  • Automobile, example Mercedes-Benz: 99 percent in Scope 3, with the usage phase having the greatest relevance, followed by the use of goods

Looking at the climate footprint of other companies in the same industry helps to identify your own key topics and even compare specific key figures.

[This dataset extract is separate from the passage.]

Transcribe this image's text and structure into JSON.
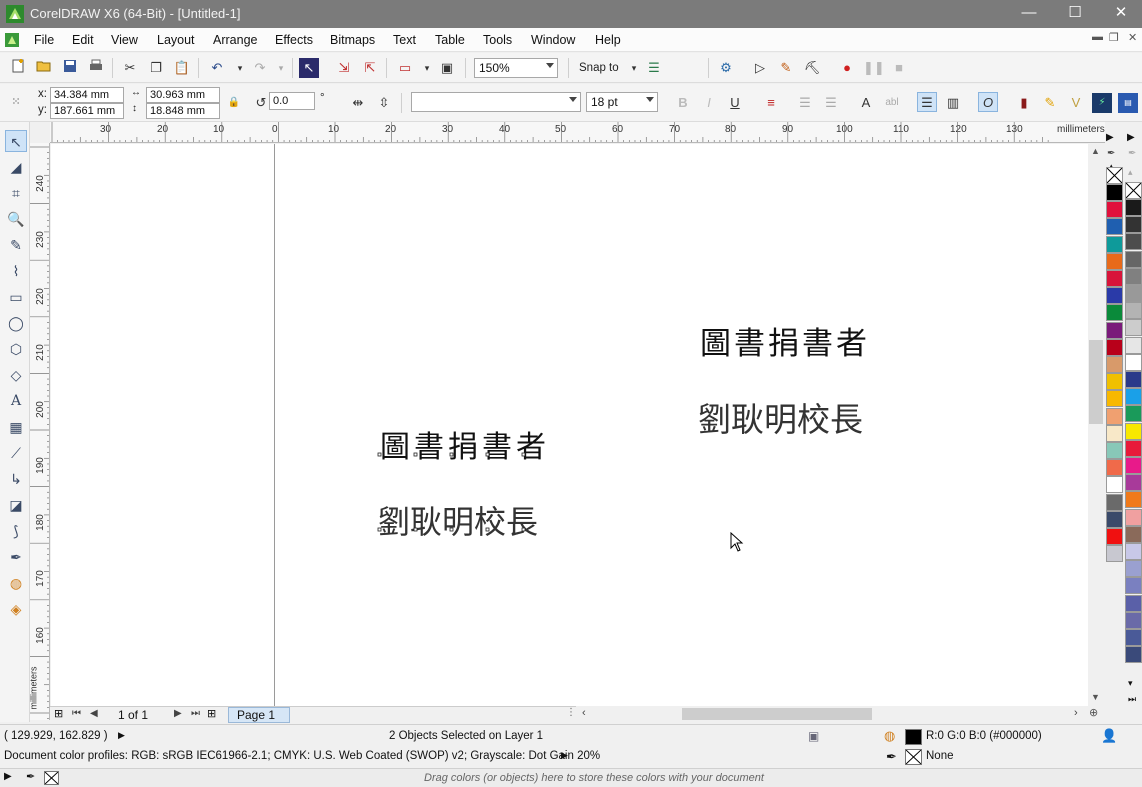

Learn more about a materiality assessment.

Specific regulations and initiatives help with implementation

The EU’s CSRD (Corporate Sustainability Reporting Directive) sets accounting requirements and gradually obliges more and more companies to measure and disclose their CO2 emissions based on the ESRS (European Sustainability Reporting Standards). 

In addition to an increasing variety of digital tools that help with collection, analysis and standards-compliant reporting and ideally offer industry-specific configurations, there are some cross-sector and sector-specific initiatives and guidelines that are helpful:

  1. The GHG Protocol (GHGP)

Even though reading this standard set of rules can be challenging, it is full of step-by-step instructions and checklists for corporate climate protection. It is considered a standard work for the accounting and reporting of greenhouse gas emissions and forms the basis for many other guidelines.

  1. Science Based Targets Initiative (SBTi)

The SBTi helps companies set science-based emissions reduction targets that are in line with the Paris Agreement and based on the UN’s Sustainable Development Goals (SDGs). Companies will receive technical support and a range of guidance and tools will be provided to measure and report on impacts. The Net-Zero standard in particular is viewed by experts as ambitious and goal-oriented and is therefore considered best practice for companies.

  1. Pathfinder Framework (PACT)

These guidelines are intended to make more complex regulations such as the GHG Protocol more understandable and accessible. It contains a set of sustainability goals and indicators based on the SDGs and other goals, as well as tools that companies can use to set and track their progress.

  1. Sector specific initiatives

Sector-specific initiatives such as the EU’s Product Environmental Footprint (PEF) Guidelines, Together for Sustainability (TfS) in the chemical industry or the EN 15804 standard for the construction industry provide further valuable tips on how CO2 emissions are measured, reported and then effective reduction measures initiated can be.

Start today to be prepared for tomorrow

In summary, the direction that companies should now take is clear: roughly understand the climate hotspots of their own business model and then go into specific depth there, using digital tools like Greenly and existing regulations. This usually involves achieving initial successes in the short term in Scope 1 and 2 by switching to renewable energies and, in parallel, concentrating on the more complex emissions along the value chain, i.e., in Scope 3. Depending on the industry, there are different focuses, but the area of purchased goods and services is emerging as a central driver of climate change across all industries. The regulatory authorities are also recognizing this and are increasingly tightening regulations and laws.